Donald MacLeod plays “Hio Tro Tro, Hin Ban Ban”
“Salute on the Birth of Rory Mor MacLeod.”
"This tune appears in Donald MacDonald's book, published in 1822, where it was said to be composed by MacCrimmon at the birth of Roderick Mor MacLeod in Dunvegan Castle, Isle of Skye, in 1715. However, as pointed out in Piobaireachd Society Book 4, the famous Rory Mor MacLeod died in 1626. The tune is usually attributed to Donald Mor MacCrimmon, but could not have been composed by him, as he was not born until after the birth of both Rory Mor, and his elder brother, who preceeded him as chief. If the tune had been composed on the birth of Rory Mor, then, the composer must have been an earlier MacCrimmon.
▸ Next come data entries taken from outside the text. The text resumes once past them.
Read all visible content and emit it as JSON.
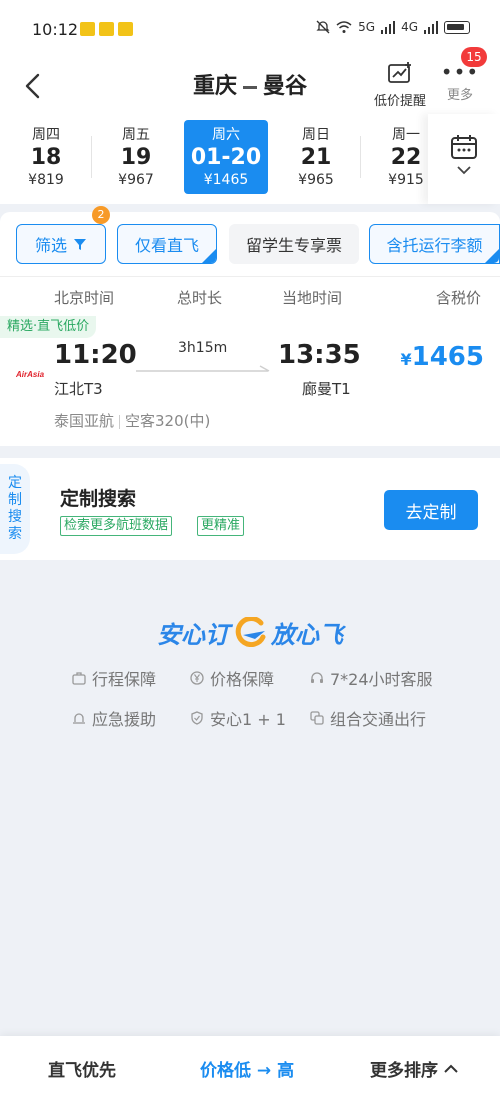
{
  "status": {
    "time": "10:12",
    "net1": "5G",
    "net2": "4G"
  },
  "header": {
    "origin": "重庆",
    "destination": "曼谷",
    "price_alert_label": "低价提醒",
    "more_label": "更多",
    "more_badge": "15"
  },
  "dates": [
    {
      "dow": "周四",
      "day": "18",
      "price": "¥819"
    },
    {
      "dow": "周五",
      "day": "19",
      "price": "¥967"
    },
    {
      "dow": "周六",
      "day": "01-20",
      "price": "¥1465"
    },
    {
      "dow": "周日",
      "day": "21",
      "price": "¥965"
    },
    {
      "dow": "周一",
      "day": "22",
      "price": "¥915"
    }
  ],
  "filters": {
    "filter_label": "筛选",
    "filter_badge": "2",
    "direct_label": "仅看直飞",
    "student_label": "留学生专享票",
    "baggage_label": "含托运行李额"
  },
  "columns": {
    "beijing_time": "北京时间",
    "duration": "总时长",
    "local_time": "当地时间",
    "tax_price": "含税价"
  },
  "flight": {
    "tag": "精选·直飞低价",
    "dep_time": "11:20",
    "arr_time": "13:35",
    "duration": "3h15m",
    "dep_airport": "江北T3",
    "arr_airport": "廊曼T1",
    "price_symbol": "¥",
    "price": "1465",
    "airline": "泰国亚航",
    "aircraft": "空客320(中)",
    "logo_text": "AirAsia"
  },
  "custom": {
    "side_label": "定制搜索",
    "title": "定制搜索",
    "tag1": "检索更多航班数据",
    "tag2": "更精准",
    "button": "去定制"
  },
  "assurance": {
    "left": "安心订",
    "right": "放心飞",
    "features": [
      "行程保障",
      "价格保障",
      "7*24小时客服",
      "应急援助",
      "安心1 + 1",
      "组合交通出行"
    ]
  },
  "sort": {
    "direct_first": "直飞优先",
    "price_low_high": "价格低 → 高",
    "more_sort": "更多排序"
  },
  "colors": {
    "accent": "#1a8cf0",
    "green": "#2aa861",
    "badge": "#f23b3b",
    "orange": "#f79a28"
  }
}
The Gaelic name for the tune is “An Ann Air Mhire Tha Sibh,” which means “Are you besides yourself?,” or as Angus MacKay translates it, “Are you Merry Making?”"
Urlar to “Salute on the Birth of Rory Mor MacLeod.”
(Above quotations from Donald MacLeod's "Piper in the Nave" audio cassette, recorded in Dunfermline Abbey).
Summing up …
MacLeod piping traditions are long and alive today …
And the Clan MacLeod, through the ages, has been of great help in support of piping and furthering this tradition.
Let us continue this tradition in our families and our MacLeod Societies, for piping is a musical art with a power all its own.
Hold fast to piping